I’m keeping a list.
A wish list of items that I would get for my wedding “If I had the money, but I don’t and they’re not necessities.”
They’re your usual culprits—videography, fancy shoes, trolley…
And then there’s the list-within-the-wish-list, which basically translates to my Etsy.com “favorites.”
One of these items has jumped out at me more than a few times, and during one of my regularly scheduled Skype sessions with my mom who lives in Pennsylvania, I mentioned it.
Image via Pretty Paris Etsy Shop
…the hand-stamped forks!
You may recall these forks from a fellow bee’s failed and then successful attempt—Miss Panda, props to you for even attempting this. I consider myself to be pretty crafty and enjoy DIY-ing it, but this was one I was not even going to think about trying.

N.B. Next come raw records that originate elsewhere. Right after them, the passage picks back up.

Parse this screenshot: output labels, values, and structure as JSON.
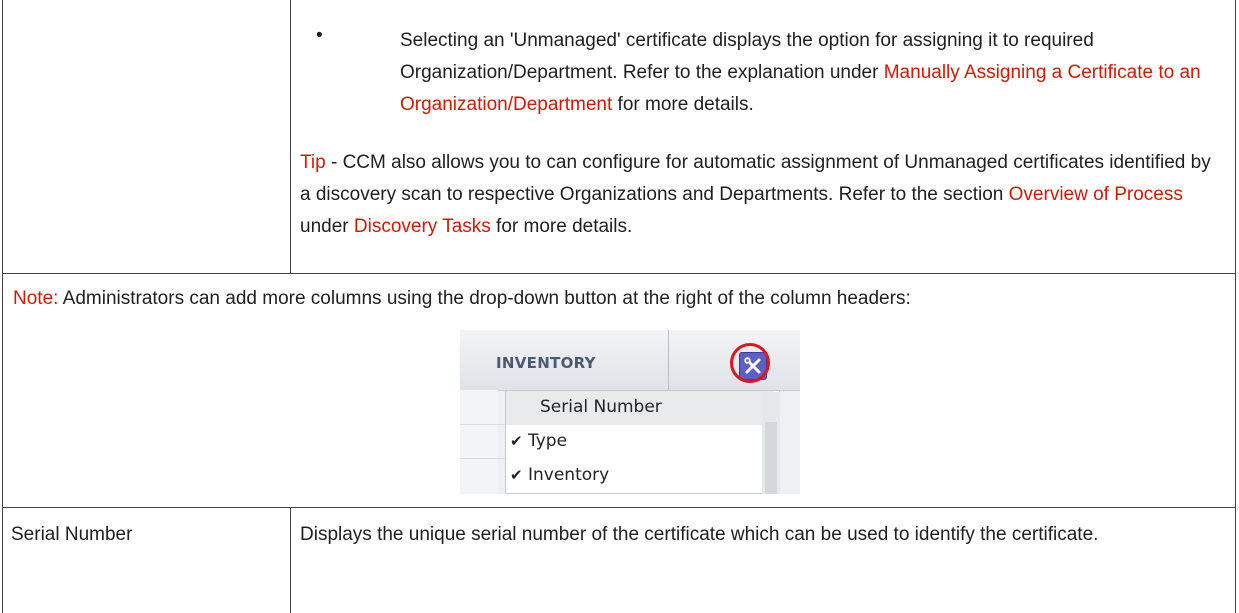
{
  "row1": {
    "bullet_symbol": "•",
    "bullet": {
      "text_before": "Selecting an 'Unmanaged' certificate displays the option for assigning it to required Organization/Department. Refer to the explanation under ",
      "link": "Manually Assigning a Certificate to an Organization/Department",
      "text_after": " for more details."
    },
    "tip": {
      "label": "Tip",
      "text_before": " - CCM also allows you to can configure for automatic assignment of Unmanaged certificates identified by a discovery scan to respective Organizations and Departments. Refer to the section ",
      "link1": "Overview of Process",
      "text_middle": " under ",
      "link2": "Discovery Tasks",
      "text_after": " for more details."
    }
  },
  "row2": {
    "note_label": "Note:",
    "note_text": " Administrators can add more columns using the drop-down button at the right of the column headers:",
    "screenshot": {
      "header_title": "INVENTORY",
      "column_settings_icon": "wrench-icon",
      "menu_items": [
        {
          "label": "Serial Number",
          "checked": false,
          "check": ""
        },
        {
          "label": "Type",
          "checked": true,
          "check": "✔"
        },
        {
          "label": "Inventory",
          "checked": true,
          "check": "✔"
        }
      ]
    }
  },
  "row3": {
    "field": "Serial Number",
    "description": "Displays the unique serial number of the certificate which can be used to identify the certificate."
  },
  "colors": {
    "link_red": "#d61a00",
    "highlight_circle": "#e2141c",
    "settings_button": "#5c5fc6"
  }
}
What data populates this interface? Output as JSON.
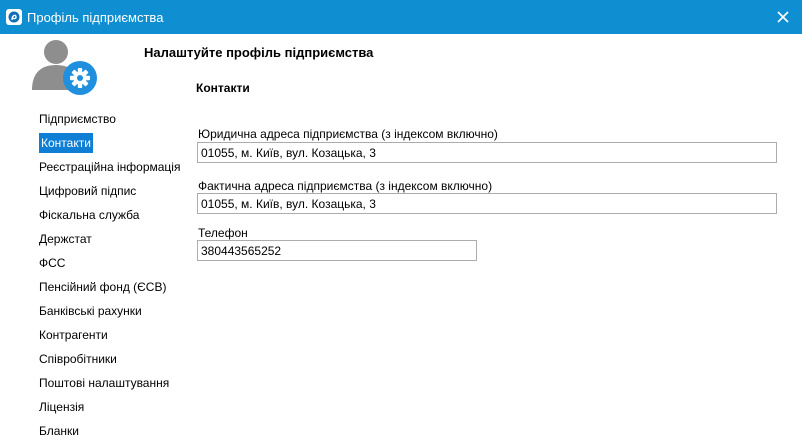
{
  "window": {
    "title": "Профіль підприємства"
  },
  "icons": {
    "app": "app-logo-icon",
    "close": "close-icon",
    "avatar": "user-settings-icon"
  },
  "colors": {
    "titlebar": "#0f8fd1",
    "selected": "#0f7fd6"
  },
  "header": {
    "heading": "Налаштуйте профіль підприємства",
    "section_title": "Контакти"
  },
  "sidebar": {
    "items": [
      {
        "label": "Підприємство"
      },
      {
        "label": "Контакти"
      },
      {
        "label": "Реєстраційна інформація"
      },
      {
        "label": "Цифровий підпис"
      },
      {
        "label": "Фіскальна служба"
      },
      {
        "label": "Держстат"
      },
      {
        "label": "ФСС"
      },
      {
        "label": "Пенсійний фонд (ЄСВ)"
      },
      {
        "label": "Банківські рахунки"
      },
      {
        "label": "Контрагенти"
      },
      {
        "label": "Співробітники"
      },
      {
        "label": "Поштові налаштування"
      },
      {
        "label": "Ліцензія"
      },
      {
        "label": "Бланки"
      }
    ],
    "selected": "Контакти"
  },
  "form": {
    "legal_address": {
      "label": "Юридична адреса підприємства (з індексом включно)",
      "value": "01055, м. Київ, вул. Козацька, 3"
    },
    "actual_address": {
      "label": "Фактична адреса підприємства (з індексом включно)",
      "value": "01055, м. Київ, вул. Козацька, 3"
    },
    "phone": {
      "label": "Телефон",
      "value": "380443565252"
    }
  }
}
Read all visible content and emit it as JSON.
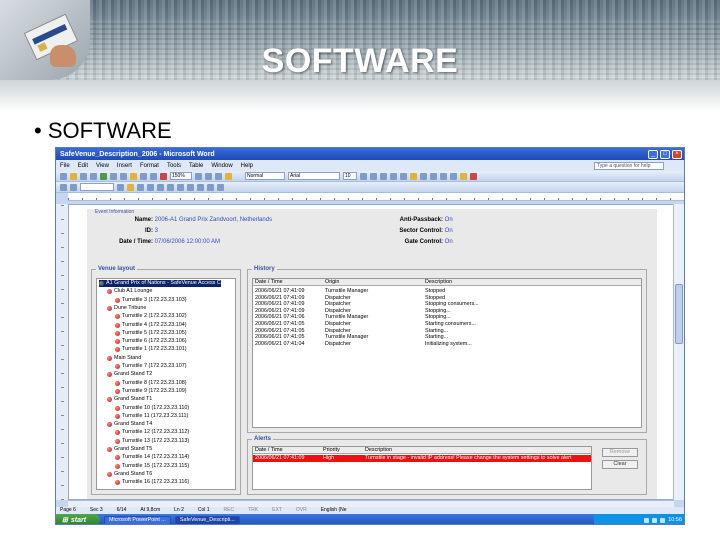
{
  "slide": {
    "title": "SOFTWARE",
    "bullet": "• SOFTWARE"
  },
  "word": {
    "window_title": "SafeVenue_Description_2006 - Microsoft Word",
    "menu": [
      "File",
      "Edit",
      "View",
      "Insert",
      "Format",
      "Tools",
      "Table",
      "Window",
      "Help"
    ],
    "help_placeholder": "Type a question for help",
    "zoom": "150%",
    "style": "Normal",
    "font": "Arial",
    "font_size": "10"
  },
  "app": {
    "event_info_legend": "Event Information",
    "name_label": "Name:",
    "name_value": "2006-A1 Grand Prix Zandvoort, Netherlands",
    "id_label": "ID:",
    "id_value": "3",
    "date_label": "Date / Time:",
    "date_value": "07/06/2006 12:00:00 AM",
    "anti_passback_label": "Anti-Passback:",
    "anti_passback_value": "On",
    "sector_control_label": "Sector Control:",
    "sector_control_value": "On",
    "gate_control_label": "Gate Control:",
    "gate_control_value": "On",
    "venue_layout_legend": "Venue layout",
    "tree": [
      {
        "label": "A1 Grand Prix of Nations - SafeVenue Access C",
        "level": 0,
        "kind": "root"
      },
      {
        "label": "Club A1 Lounge",
        "level": 1,
        "kind": "group"
      },
      {
        "label": "Turnstile 3 (172.23.23.103)",
        "level": 2,
        "kind": "leaf"
      },
      {
        "label": "Dune Tribune",
        "level": 1,
        "kind": "group"
      },
      {
        "label": "Turnstile 2 (172.23.23.102)",
        "level": 2,
        "kind": "leaf"
      },
      {
        "label": "Turnstile 4 (172.23.23.104)",
        "level": 2,
        "kind": "leaf"
      },
      {
        "label": "Turnstile 5 (172.23.23.105)",
        "level": 2,
        "kind": "leaf"
      },
      {
        "label": "Turnstile 6 (172.23.23.106)",
        "level": 2,
        "kind": "leaf"
      },
      {
        "label": "Turnstile 1 (172.23.23.101)",
        "level": 2,
        "kind": "leaf"
      },
      {
        "label": "Main Stand",
        "level": 1,
        "kind": "group"
      },
      {
        "label": "Turnstile 7 (172.23.23.107)",
        "level": 2,
        "kind": "leaf"
      },
      {
        "label": "Grand Stand T2",
        "level": 1,
        "kind": "group"
      },
      {
        "label": "Turnstile 8 (172.23.23.108)",
        "level": 2,
        "kind": "leaf"
      },
      {
        "label": "Turnstile 9 (172.23.23.109)",
        "level": 2,
        "kind": "leaf"
      },
      {
        "label": "Grand Stand T1",
        "level": 1,
        "kind": "group"
      },
      {
        "label": "Turnstile 10 (172.23.23.110)",
        "level": 2,
        "kind": "leaf"
      },
      {
        "label": "Turnstile 11 (172.23.23.111)",
        "level": 2,
        "kind": "leaf"
      },
      {
        "label": "Grand Stand T4",
        "level": 1,
        "kind": "group"
      },
      {
        "label": "Turnstile 12 (172.23.23.112)",
        "level": 2,
        "kind": "leaf"
      },
      {
        "label": "Turnstile 13 (172.23.23.113)",
        "level": 2,
        "kind": "leaf"
      },
      {
        "label": "Grand Stand T5",
        "level": 1,
        "kind": "group"
      },
      {
        "label": "Turnstile 14 (172.23.23.114)",
        "level": 2,
        "kind": "leaf"
      },
      {
        "label": "Turnstile 15 (172.23.23.115)",
        "level": 2,
        "kind": "leaf"
      },
      {
        "label": "Grand Stand T6",
        "level": 1,
        "kind": "group"
      },
      {
        "label": "Turnstile 16 (172.23.23.116)",
        "level": 2,
        "kind": "leaf"
      }
    ],
    "history_legend": "History",
    "history_columns": [
      "Date / Time",
      "Origin",
      "Description"
    ],
    "history_rows": [
      [
        "2006/06/21 07:41:09",
        "Turnstile Manager",
        "Stopped"
      ],
      [
        "2006/06/21 07:41:09",
        "Dispatcher",
        "Stopped"
      ],
      [
        "2006/06/21 07:41:09",
        "Dispatcher",
        "Stopping consumers..."
      ],
      [
        "2006/06/21 07:41:09",
        "Dispatcher",
        "Stopping..."
      ],
      [
        "2006/06/21 07:41:06",
        "Turnstile Manager",
        "Stopping..."
      ],
      [
        "2006/06/21 07:41:05",
        "Dispatcher",
        "Starting consumers..."
      ],
      [
        "2006/06/21 07:41:05",
        "Dispatcher",
        "Starting..."
      ],
      [
        "2006/06/21 07:41:05",
        "Turnstile Manager",
        "Starting..."
      ],
      [
        "2006/06/21 07:41:04",
        "Dispatcher",
        "Initializing system..."
      ]
    ],
    "alerts_legend": "Alerts",
    "alerts_columns": [
      "Date / Time",
      "Priority",
      "Description"
    ],
    "alerts_rows": [
      [
        "2006/06/21 07:41:09",
        "High",
        "Turnstile in stage - invalid IP address! Please change the system settings to solve alert"
      ]
    ],
    "remove_button": "Remove",
    "clear_button": "Clear"
  },
  "status": {
    "page": "Page 6",
    "section": "Sec 3",
    "pages": "6/14",
    "at": "At 9,8cm",
    "line": "Ln 2",
    "col": "Col 1",
    "rec": "REC",
    "trk": "TRK",
    "ext": "EXT",
    "ovr": "OVR",
    "language": "English (Ne"
  },
  "taskbar": {
    "start": "start",
    "tasks": [
      "Microsoft PowerPoint ...",
      "SafeVenue_Descripti..."
    ],
    "time": "10:56"
  },
  "colors": {
    "link_blue": "#2f4bc2",
    "alert_red": "#e11111",
    "xp_blue": "#1f51b8"
  }
}
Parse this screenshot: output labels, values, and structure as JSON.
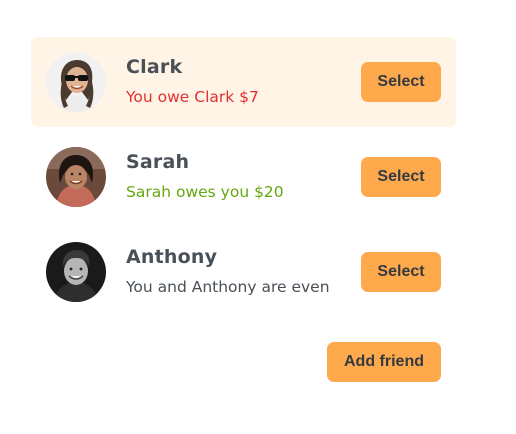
{
  "friends": [
    {
      "name": "Clark",
      "balance_text": "You owe Clark $7",
      "balance_status": "owe",
      "selected": true,
      "select_label": "Select",
      "avatar": "clark-avatar"
    },
    {
      "name": "Sarah",
      "balance_text": "Sarah owes you $20",
      "balance_status": "owed",
      "selected": false,
      "select_label": "Select",
      "avatar": "sarah-avatar"
    },
    {
      "name": "Anthony",
      "balance_text": "You and Anthony are even",
      "balance_status": "even",
      "selected": false,
      "select_label": "Select",
      "avatar": "anthony-avatar"
    }
  ],
  "add_friend_label": "Add friend",
  "colors": {
    "accent": "#ffa94d",
    "selected_bg": "#fff4e6",
    "owe": "#e03131",
    "owed": "#66a80f",
    "text": "#495057"
  }
}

As our special day looms on the horizon, Mr. Palm Tree, MOH Mem and I are busy tying up all kinds of loose ends to get ready for the weekend. Bees like Miss Scepter have written about the day before the day before and I’m here to follow suit. Spoiler Alert: I didn’t get to sleep in and have been on-the-go since about 8:00am. Boy, this shindig and the whole lifetime together thing better be worth it. . .
Please accept my lack of an interesting segue and feast your eyes on All The Things, Palm Tree style:
Many Bees have written about getting their nails did—Mrs. Turkey treated her girls to Nails and a Nosh, Mrs. Boa Constrictor discussed her bold color preference. This girl went to a nail salon in a mall, recommended by a friend, and opted for a gel manicure and pedicure in hopes that the color would last through the wedding AND the honeymoon.
You can’t really tell because of the flash but I do have an accent finger! Some extra sparkle.
Purple is my favorite color and it hasn’t played a single role in our wedding, so I wanted to incorporate it somehow. My fingers and toes are this subtle, shiny shade and I’m super pleased.
(Warning: flower photo-heavy post!)
Last week during my lunch break. Mr. Plane picked me up from work and we went to visit our florist to finally hammer out the details of our wedding day flowers. I’ve mentioned how much I lurve our florist, Tom Thompson, but I haven’t shared much of our flower inspiration yet.
The reason I haven’t talked much about flowers is that up until our visit with Tom Thompson, I really had no idea what I wanted our “floral vision” to be. I spent a nice chunk of time on Pinterest the night before the visit and found some beauties.
One of my rationales for having an insanely long engagement was the idea that I could do many DIY projects and not be rushing to do them at the last minute.
I didn’t really take into account that I am a bit of a procrastinator and thus would still leave projects to do at the last minute anyways, but oh well, live and learn. It seems like I’m not the only one with this problem!
Here are a couple of projects that I’ve put together recently. I wanted to share them with you guys since I’m really proud of how they turned out, but they really aren’t big enough for their own post, so random projects in a row!
1) Thank you banner. Pbear thinks making a gigantic prop for one picture for our thank you cards is silly, but I kind of like it.
I have no idea why the peach photographs so orangey. *sigh*
It’s hard to tell from afar, but the letters have this gorgeous watercolor look to them.